Problem description. Below are some records. Set each one down exactly as it reads.

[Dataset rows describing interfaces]
------------------------------------------------------------------------

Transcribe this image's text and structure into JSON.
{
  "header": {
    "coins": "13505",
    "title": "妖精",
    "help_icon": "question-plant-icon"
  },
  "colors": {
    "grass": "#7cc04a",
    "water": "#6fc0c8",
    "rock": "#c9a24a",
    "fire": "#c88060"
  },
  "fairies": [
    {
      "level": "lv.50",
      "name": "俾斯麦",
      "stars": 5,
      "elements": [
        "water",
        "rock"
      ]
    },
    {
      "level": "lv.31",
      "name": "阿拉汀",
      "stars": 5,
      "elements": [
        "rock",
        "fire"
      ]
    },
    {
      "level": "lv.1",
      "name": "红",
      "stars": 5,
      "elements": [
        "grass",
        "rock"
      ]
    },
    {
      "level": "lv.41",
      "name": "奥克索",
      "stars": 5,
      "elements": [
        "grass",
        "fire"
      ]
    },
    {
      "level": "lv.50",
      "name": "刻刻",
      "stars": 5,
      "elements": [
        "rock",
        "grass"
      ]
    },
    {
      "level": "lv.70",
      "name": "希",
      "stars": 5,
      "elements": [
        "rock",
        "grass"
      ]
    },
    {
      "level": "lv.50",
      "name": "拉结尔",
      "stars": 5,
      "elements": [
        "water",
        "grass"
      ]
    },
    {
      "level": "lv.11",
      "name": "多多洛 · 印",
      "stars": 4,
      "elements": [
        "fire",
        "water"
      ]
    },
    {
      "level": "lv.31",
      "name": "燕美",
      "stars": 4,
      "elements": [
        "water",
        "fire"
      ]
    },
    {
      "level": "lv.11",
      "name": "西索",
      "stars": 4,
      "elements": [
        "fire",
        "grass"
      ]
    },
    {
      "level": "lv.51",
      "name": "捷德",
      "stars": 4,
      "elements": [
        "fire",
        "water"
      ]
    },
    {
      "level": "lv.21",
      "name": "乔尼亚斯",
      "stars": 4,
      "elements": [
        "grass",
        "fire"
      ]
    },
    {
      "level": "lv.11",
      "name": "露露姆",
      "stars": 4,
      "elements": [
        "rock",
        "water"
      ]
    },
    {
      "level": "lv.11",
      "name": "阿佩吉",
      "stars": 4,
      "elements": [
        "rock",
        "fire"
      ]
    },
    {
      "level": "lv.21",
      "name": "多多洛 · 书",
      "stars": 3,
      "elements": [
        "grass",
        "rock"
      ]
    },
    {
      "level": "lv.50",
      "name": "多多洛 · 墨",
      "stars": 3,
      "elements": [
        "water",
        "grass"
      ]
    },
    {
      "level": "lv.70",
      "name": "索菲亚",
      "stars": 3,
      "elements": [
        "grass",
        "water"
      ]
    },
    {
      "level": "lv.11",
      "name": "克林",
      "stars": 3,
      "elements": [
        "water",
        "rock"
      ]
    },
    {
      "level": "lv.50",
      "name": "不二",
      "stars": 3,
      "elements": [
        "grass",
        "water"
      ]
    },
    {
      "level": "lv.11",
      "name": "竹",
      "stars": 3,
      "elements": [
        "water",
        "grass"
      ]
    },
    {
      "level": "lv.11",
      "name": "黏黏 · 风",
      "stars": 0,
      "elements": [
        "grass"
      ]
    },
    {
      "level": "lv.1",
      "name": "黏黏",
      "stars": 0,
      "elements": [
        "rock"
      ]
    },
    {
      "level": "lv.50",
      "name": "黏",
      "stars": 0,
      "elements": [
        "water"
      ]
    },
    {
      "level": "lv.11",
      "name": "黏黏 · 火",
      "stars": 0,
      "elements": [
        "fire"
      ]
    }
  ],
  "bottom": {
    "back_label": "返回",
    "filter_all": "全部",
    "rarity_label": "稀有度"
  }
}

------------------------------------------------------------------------

Response to this exercise.
Transcribe this image's text and structure into JSON.
{
  "header": {
    "coins": "13505",
    "title": "妖精",
    "help_icon": "question-plant-icon"
  },
  "colors": {
    "grass": "#7cc04a",
    "water": "#6fc0c8",
    "rock": "#c9a24a",
    "fire": "#c88060"
  },
  "fairies": [
    {
      "level": "lv.50",
      "name": "俾斯麦",
      "stars": 5,
      "elements": [
        "water",
        "rock"
      ]
    },
    {
      "level": "lv.31",
      "name": "阿拉汀",
      "stars": 5,
      "elements": [
        "rock",
        "fire"
      ]
    },
    {
      "level": "lv.1",
      "name": "红",
      "stars": 5,
      "elements": [
        "grass",
        "rock"
      ]
    },
    {
      "level": "lv.41",
      "name": "奥克索",
      "stars": 5,
      "elements": [
        "grass",
        "fire"
      ]
    },
    {
      "level": "lv.50",
      "name": "刻刻",
      "stars": 5,
      "elements": [
        "rock",
        "grass"
      ]
    },
    {
      "level": "lv.70",
      "name": "希",
      "stars": 5,
      "elements": [
        "rock",
        "grass"
      ]
    },
    {
      "level": "lv.50",
      "name": "拉结尔",
      "stars": 5,
      "elements": [
        "water",
        "grass"
      ]
    },
    {
      "level": "lv.11",
      "name": "多多洛 · 印",
      "stars": 4,
      "elements": [
        "fire",
        "water"
      ]
    },
    {
      "level": "lv.31",
      "name": "燕美",
      "stars": 4,
      "elements": [
        "water",
        "fire"
      ]
    },
    {
      "level": "lv.11",
      "name": "西索",
      "stars": 4,
      "elements": [
        "fire",
        "grass"
      ]
    },
    {
      "level": "lv.51",
      "name": "捷德",
      "stars": 4,
      "elements": [
        "fire",
        "water"
      ]
    },
    {
      "level": "lv.21",
      "name": "乔尼亚斯",
      "stars": 4,
      "elements": [
        "grass",
        "fire"
      ]
    },
    {
      "level": "lv.11",
      "name": "露露姆",
      "stars": 4,
      "elements": [
        "rock",
        "water"
      ]
    },
    {
      "level": "lv.11",
      "name": "阿佩吉",
      "stars": 4,
      "elements": [
        "rock",
        "fire"
      ]
    },
    {
      "level": "lv.21",
      "name": "多多洛 · 书",
      "stars": 3,
      "elements": [
        "grass",
        "rock"
      ]
    },
    {
      "level": "lv.50",
      "name": "多多洛 · 墨",
      "stars": 3,
      "elements": [
        "water",
        "grass"
      ]
    },
    {
      "level": "lv.70",
      "name": "索菲亚",
      "stars": 3,
      "elements": [
        "grass",
        "water"
      ]
    },
    {
      "level": "lv.11",
      "name": "克林",
      "stars": 3,
      "elements": [
        "water",
        "rock"
      ]
    },
    {
      "level": "lv.50",
      "name": "不二",
      "stars": 3,
      "elements": [
        "grass",
        "water"
      ]
    },
    {
      "level": "lv.11",
      "name": "竹",
      "stars": 3,
      "elements": [
        "water",
        "grass"
      ]
    },
    {
      "level": "lv.11",
      "name": "黏黏 · 风",
      "stars": 0,
      "elements": [
        "grass"
      ]
    },
    {
      "level": "lv.1",
      "name": "黏黏",
      "stars": 0,
      "elements": [
        "rock"
      ]
    },
    {
      "level": "lv.50",
      "name": "黏",
      "stars": 0,
      "elements": [
        "water"
      ]
    },
    {
      "level": "lv.11",
      "name": "黏黏 · 火",
      "stars": 0,
      "elements": [
        "fire"
      ]
    }
  ],
  "bottom": {
    "back_label": "返回",
    "filter_all": "全部",
    "rarity_label": "稀有度"
  }
}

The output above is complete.